The backpropagation of error algorithm (BP) is impossible to implement in a real brain. The recent success of deep networks in machine learning and AI, however, has inspired proposals for understanding how the brain might learn across multiple layers, and hence how it might approximate BP. As of yet, none of these proposals have been rigorously evaluated on tasks where BP-guided deep learning has proved critical, or in architectures more structured than simple fully-connected networks. Here we present results on scaling up biologically motivated models of deep learning on datasets which need deep networks with appropriate architectures to achieve good performance. We present results on the MNIST, CIFAR-10, and ImageNet datasets and explore variants of target-propagation (TP) and feedback alignment (FA) algorithms, and explore performance in both fully- and locally-connected architectures. We also introduce weight-transport-free variants of difference target propagation (DTP) modified to remove backpropagation from the penultimate layer. Many of these algorithms perform well for MNIST, but for CIFAR and ImageNet we find that TP and FA variants perform significantly worse than BP, especially for networks composed of locally connected units, opening questions about whether new architectures and algorithms are required to scale these approaches. Our results and implementation details help establish baselines for biologically motivated deep learning schemes going forward.
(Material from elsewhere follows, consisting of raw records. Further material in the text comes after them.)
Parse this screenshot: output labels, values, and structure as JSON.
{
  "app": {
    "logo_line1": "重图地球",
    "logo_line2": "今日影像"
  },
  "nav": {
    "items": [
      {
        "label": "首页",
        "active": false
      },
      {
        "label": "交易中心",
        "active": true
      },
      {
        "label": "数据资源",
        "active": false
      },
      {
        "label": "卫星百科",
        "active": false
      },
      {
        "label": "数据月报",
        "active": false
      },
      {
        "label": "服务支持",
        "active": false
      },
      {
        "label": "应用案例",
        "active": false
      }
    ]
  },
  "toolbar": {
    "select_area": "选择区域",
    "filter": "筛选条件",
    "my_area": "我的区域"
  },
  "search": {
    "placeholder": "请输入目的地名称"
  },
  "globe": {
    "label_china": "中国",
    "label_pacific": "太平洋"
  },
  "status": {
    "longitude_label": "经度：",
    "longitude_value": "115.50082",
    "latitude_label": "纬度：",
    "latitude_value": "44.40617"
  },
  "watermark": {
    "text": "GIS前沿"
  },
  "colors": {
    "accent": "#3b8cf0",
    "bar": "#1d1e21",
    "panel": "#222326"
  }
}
Assessing the Scalability of Biologically-Motivated Deep Learning Algorithms and Architectures

Neural Information Processing Systems

The backpropagation of error algorithm (BP) is impossible to implement in a real brain. The recent success of deep networks in machine learning and AI, however, has inspired proposals for understanding how the brain might learn across multiple layers, and hence how it might approximate BP. As of yet, none of these proposals have been rigorously evaluated on tasks where BP-guided deep learning has proved critical, or in architectures more structured than simple fully-connected networks. Here we present results on scaling up biologically motivated models of deep learning on datasets which need deep networks with appropriate architectures to achieve good performance. We present results on the MNIST, CIFAR-10, and ImageNet datasets and explore variants of target-propagation (TP) and feedback alignment (FA) algorithms, and explore performance in both fully- and locally-connected architectures. We also introduce weight-transport-free variants of difference target propagation (DTP) modified to remove backpropagation from the penultimate layer. Many of these algorithms perform well for MNIST, but for CIFAR and ImageNet we find that TP and FA variants perform significantly worse than BP, especially for networks composed of locally connected units, opening questions about whether new architectures and algorithms are required to scale these approaches. Our results and implementation details help establish baselines for biologically motivated deep learning schemes going forward.